After a brief and half-hearted attempt at encouraging stealth tactics, everything goes Rambo and Bethesda teams you up with a NPC who fights alongside you. In truth you don't really need his help, but his anti-Commie tirades are quite entertaining. Then in the second phase of Operation Anchorage you're placed in charge of a squad of up to four soldiers and/or robots. You can choose what weapons they take, and what you yourself are armed with, but other than that your control over the squad is very limited. Your task in this second stage is to attack and capture two locations; you can tell your men to meet you at either one, and then you can tell them to attack or to wait for a bit. That's pretty much it - you can't give orders once an attack has begun, but you can order in new troops if any of your guys kicks the bucket. This certainly has its uses: when our sniper stubbornly refused to leave a building, we simply executed him then went outside and asked for a new one.

These gimpy-looking guys are the best-looking of the new enemies.

Once you've captured both locations, your squad is taken away from you and you're sent on one last assault. And then it's over. You leave the simulation and go back to the wasteland, whereupon you gain access to new weapons and a few other toys. Aside from the gauss rifle, the best of these presents is the cool-looking Chinese stealth armour that cloaks you when you crouch. The Crimson Dragoon warriors who wear this gear are actually the most interesting opponents you meet during Operation Anchorage - sneaky melee fighters who attempt to take you down in Predator fashion. Unfortunately, these guys also show off a slight lapse in gaming logic: while cloaked, the Dragoons can just about be seen as weird vision blurs - yet VATS is unable to target them. This results in a weird situation when you have to randomly spray at them until they show up. They'd probably be a bit easy if you could VATS them straight away, but it feels like a bit of a gaffe, nonetheless.

There are other things that don't make sense (a training simulator that kills you?), but the larger problem with Operation Anchorage is that it simply lacks the immersion-factor that makes Fallout 3 so addictive. The Alaskan scenery is admittedly very nice to look at - particularly the cliff-based sections - but the actual gameplay itself is pretty shallow. The battles are longer and larger in scale than your standard wasteland scrap, but they're far less involving. You're no longer playing a role, you're simply going through the motions of yet another FPS. The whole experience will last you about three hours, and once it's complete the simulator locks itself off. There's a minor perk you can gain by collecting intelligence files dotted around the maps, but if you're going for it you'd better do it first time, since there's no going back.

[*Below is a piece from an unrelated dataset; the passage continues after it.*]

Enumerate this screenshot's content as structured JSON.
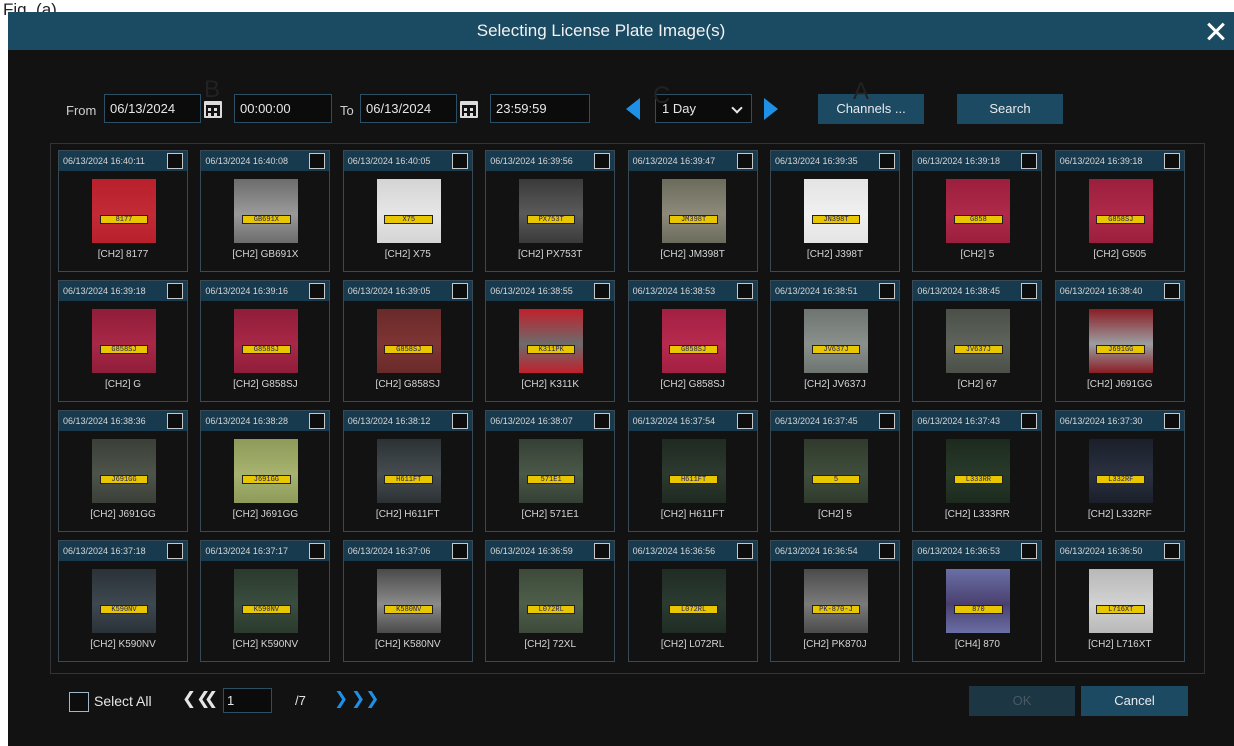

This all sounds a bit doomy and dour, but the truth is that Operation Anchorage is neither brilliant nor terrible: it's simply a sidestep that doesn't quite work. It's linear, simplistic and extremely un-Fallouty, but it does have couple of decent items and it offers a fresh change of scenery. If you think that's a fair swap for 800 Points, then go ahead and try it. Personally, we're not entirely convinced. Let's hope that the next two DLC packs, The Pitt and Broken Steel, fare better.